3. The Fall affected
the whole of man including his mind, thus making him intellectually
incapable now of discovering the truth about himself, in spite
of the evidence -- unless he accepts what is revealed.
4. It is culture
alone that preserves within secular society some measure of the
creative potential in man. It does this by restraining evil,
rather than by liberating some supposed innate moral goodness
that might have survived the Fall.
5. Some men respond
to these cultural restraints more than others and as a consequence
they appear in a better light. What governs this response is
partly genetic and partly circumstantial. From the social point
of view such response appears in the light of goodness, but from
the moral point of view both kinds of people stand in the same
judgment, as fundamentally sinful in the sight of God. In this
sense God is no respecter of persons.
6. Because of
these things, rather than defining "cultured behaviour,"
as "learned behaviour," it should be defined more basically
as "learned restraint." Men do good because
their natural bent to do evil
has been sufficiently
channelled that the creative drive finds expression constructively.
In this way, therefore, culture appears not merely as a good
thing in itself, but as a very necessary thing for a fallen race,
because it converts what would otherwise be a totally chaotic
world into one with a sufficiently ordered and stable constitution
so that the grace of God can work in the heart of man. We may
say that without some measure of order, communication would be
greatly hindered, and the Church of God could scarcely operate
as the channel of grace. Civilization is thus good in
so far as it provides this ordered framework, but it is evil
in so far as it also arms man's propensity for wickedness
more effectively. So it appears that it is never wholly evil,
nor ever wholly good. When the law of God is written within the
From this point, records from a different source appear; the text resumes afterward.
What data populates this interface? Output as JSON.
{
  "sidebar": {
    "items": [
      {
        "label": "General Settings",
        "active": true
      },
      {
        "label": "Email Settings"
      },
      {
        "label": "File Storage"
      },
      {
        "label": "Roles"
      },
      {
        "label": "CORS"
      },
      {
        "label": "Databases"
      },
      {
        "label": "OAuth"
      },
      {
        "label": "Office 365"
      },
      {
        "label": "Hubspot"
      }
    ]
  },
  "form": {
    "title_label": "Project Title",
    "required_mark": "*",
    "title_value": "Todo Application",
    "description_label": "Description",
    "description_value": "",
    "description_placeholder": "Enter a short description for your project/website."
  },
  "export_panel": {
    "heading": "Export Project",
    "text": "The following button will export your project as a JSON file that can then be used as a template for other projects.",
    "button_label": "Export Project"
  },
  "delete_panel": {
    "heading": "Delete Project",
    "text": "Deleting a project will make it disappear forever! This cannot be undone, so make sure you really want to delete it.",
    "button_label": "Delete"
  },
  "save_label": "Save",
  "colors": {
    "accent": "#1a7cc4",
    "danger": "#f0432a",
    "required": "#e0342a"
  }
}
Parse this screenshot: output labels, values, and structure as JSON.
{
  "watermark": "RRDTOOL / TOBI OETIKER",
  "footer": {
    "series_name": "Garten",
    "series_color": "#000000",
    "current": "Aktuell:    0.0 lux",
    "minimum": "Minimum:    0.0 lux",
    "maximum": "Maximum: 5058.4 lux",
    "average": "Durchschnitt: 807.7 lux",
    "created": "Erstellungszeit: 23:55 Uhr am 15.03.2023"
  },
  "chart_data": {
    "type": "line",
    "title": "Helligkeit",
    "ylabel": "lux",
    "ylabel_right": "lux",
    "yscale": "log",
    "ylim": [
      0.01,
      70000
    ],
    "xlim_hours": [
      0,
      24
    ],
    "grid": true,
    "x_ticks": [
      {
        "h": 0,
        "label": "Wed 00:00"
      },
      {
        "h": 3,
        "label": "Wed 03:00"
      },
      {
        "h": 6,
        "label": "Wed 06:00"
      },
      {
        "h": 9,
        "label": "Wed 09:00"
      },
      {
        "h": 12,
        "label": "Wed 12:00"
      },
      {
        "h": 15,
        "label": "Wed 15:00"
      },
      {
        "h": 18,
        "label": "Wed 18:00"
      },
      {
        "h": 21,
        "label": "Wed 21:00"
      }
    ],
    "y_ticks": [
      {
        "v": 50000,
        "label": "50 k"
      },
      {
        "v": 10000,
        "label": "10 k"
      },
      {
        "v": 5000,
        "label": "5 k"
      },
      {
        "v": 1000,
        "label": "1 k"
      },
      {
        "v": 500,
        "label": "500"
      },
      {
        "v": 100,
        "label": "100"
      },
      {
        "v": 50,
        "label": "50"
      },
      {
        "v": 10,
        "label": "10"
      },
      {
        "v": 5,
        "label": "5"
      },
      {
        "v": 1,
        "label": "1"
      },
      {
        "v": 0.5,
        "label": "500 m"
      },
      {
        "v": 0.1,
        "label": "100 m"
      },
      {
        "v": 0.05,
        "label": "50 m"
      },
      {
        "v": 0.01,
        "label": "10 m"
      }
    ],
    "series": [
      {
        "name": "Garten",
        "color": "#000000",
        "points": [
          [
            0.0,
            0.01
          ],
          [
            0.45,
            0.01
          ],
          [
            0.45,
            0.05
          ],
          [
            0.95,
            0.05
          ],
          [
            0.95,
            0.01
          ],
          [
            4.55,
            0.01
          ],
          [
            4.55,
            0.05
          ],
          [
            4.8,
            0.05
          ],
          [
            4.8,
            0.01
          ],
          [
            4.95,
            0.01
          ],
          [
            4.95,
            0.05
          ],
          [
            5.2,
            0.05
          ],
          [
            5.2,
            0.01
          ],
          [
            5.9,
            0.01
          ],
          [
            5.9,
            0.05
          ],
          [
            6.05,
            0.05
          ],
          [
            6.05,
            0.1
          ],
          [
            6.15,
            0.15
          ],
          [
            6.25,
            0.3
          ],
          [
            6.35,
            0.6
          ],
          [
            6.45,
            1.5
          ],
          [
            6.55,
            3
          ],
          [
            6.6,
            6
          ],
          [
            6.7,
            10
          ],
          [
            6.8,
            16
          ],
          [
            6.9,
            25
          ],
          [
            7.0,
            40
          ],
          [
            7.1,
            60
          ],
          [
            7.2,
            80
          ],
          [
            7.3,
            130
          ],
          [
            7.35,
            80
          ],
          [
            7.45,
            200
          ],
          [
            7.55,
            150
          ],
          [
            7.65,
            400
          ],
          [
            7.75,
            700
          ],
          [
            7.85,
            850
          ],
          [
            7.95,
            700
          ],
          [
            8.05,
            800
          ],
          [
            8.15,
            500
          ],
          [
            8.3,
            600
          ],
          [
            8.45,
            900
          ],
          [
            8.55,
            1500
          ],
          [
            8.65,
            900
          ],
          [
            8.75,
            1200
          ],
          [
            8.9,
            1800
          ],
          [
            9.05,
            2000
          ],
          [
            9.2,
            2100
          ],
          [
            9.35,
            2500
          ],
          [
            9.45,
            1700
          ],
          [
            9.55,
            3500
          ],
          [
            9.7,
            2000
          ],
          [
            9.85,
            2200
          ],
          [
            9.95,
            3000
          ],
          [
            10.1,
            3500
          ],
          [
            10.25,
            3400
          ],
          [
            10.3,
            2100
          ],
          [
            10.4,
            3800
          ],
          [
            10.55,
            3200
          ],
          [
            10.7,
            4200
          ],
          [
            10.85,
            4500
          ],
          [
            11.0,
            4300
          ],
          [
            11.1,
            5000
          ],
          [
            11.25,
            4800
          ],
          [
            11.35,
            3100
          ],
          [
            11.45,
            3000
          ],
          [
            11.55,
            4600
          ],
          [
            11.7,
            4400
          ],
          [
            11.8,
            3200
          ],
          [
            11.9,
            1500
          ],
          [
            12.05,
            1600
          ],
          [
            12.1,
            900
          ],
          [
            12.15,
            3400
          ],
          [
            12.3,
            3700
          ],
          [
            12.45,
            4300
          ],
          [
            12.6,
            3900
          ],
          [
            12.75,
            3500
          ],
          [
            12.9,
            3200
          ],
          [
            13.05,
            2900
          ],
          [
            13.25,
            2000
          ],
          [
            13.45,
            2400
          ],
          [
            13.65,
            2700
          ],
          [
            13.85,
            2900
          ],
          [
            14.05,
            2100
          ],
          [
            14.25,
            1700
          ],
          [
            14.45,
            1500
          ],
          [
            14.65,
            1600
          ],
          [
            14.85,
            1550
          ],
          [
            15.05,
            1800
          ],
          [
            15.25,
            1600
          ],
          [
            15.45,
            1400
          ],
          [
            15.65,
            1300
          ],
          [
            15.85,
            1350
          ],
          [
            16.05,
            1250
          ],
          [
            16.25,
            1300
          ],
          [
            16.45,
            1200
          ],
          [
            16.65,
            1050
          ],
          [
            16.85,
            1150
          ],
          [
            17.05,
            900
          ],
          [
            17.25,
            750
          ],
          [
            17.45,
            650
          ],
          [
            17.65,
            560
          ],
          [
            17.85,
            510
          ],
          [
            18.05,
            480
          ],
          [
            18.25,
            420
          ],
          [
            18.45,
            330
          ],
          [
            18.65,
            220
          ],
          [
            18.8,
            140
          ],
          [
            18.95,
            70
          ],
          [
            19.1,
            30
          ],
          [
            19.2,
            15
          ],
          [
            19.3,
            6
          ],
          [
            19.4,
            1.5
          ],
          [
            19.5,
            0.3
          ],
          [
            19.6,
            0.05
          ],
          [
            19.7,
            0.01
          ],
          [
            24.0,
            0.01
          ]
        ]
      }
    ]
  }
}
heart and is an effective control, culture is still required
to provide the setting for the expression of man's creative ability.
seems to be the picture of man's true nature, a picture far more
in accord with the Christian view based on Scripture than the
scientific view based on a persuasive theory of evolutionary
In the light of this depressing
picture of man's true nature how shall we look at it? God in
Christ has made provision to deal with it, not by any process
of mere reformation but by an act of re-creation whereby the
spirit of man is reborn (John 3:3), his mind is renewed (Romans
12:2), and his mortal body revitalized (Romans 8:11). Herein
is the redemption of the whole man -- his salvation.
Therefore if any man be in Christ,
he is a new creation: old things are passed away; behold, all
things are become new.
And all things are of God, who
hath reconciled us to himself by Jesus Christ, and hath given
to us the ministry of reconciliation; To wit, that God was in
Christ, reconciling the world unto himself. . . .
For he hath made him to be sin
on our behalf, he who knew no sin; that we might be made the
righteousness of God in him.
2 Corinthians 5:17-21
Copyright © 1988 Evelyn White. All rights
Previous Chapter Next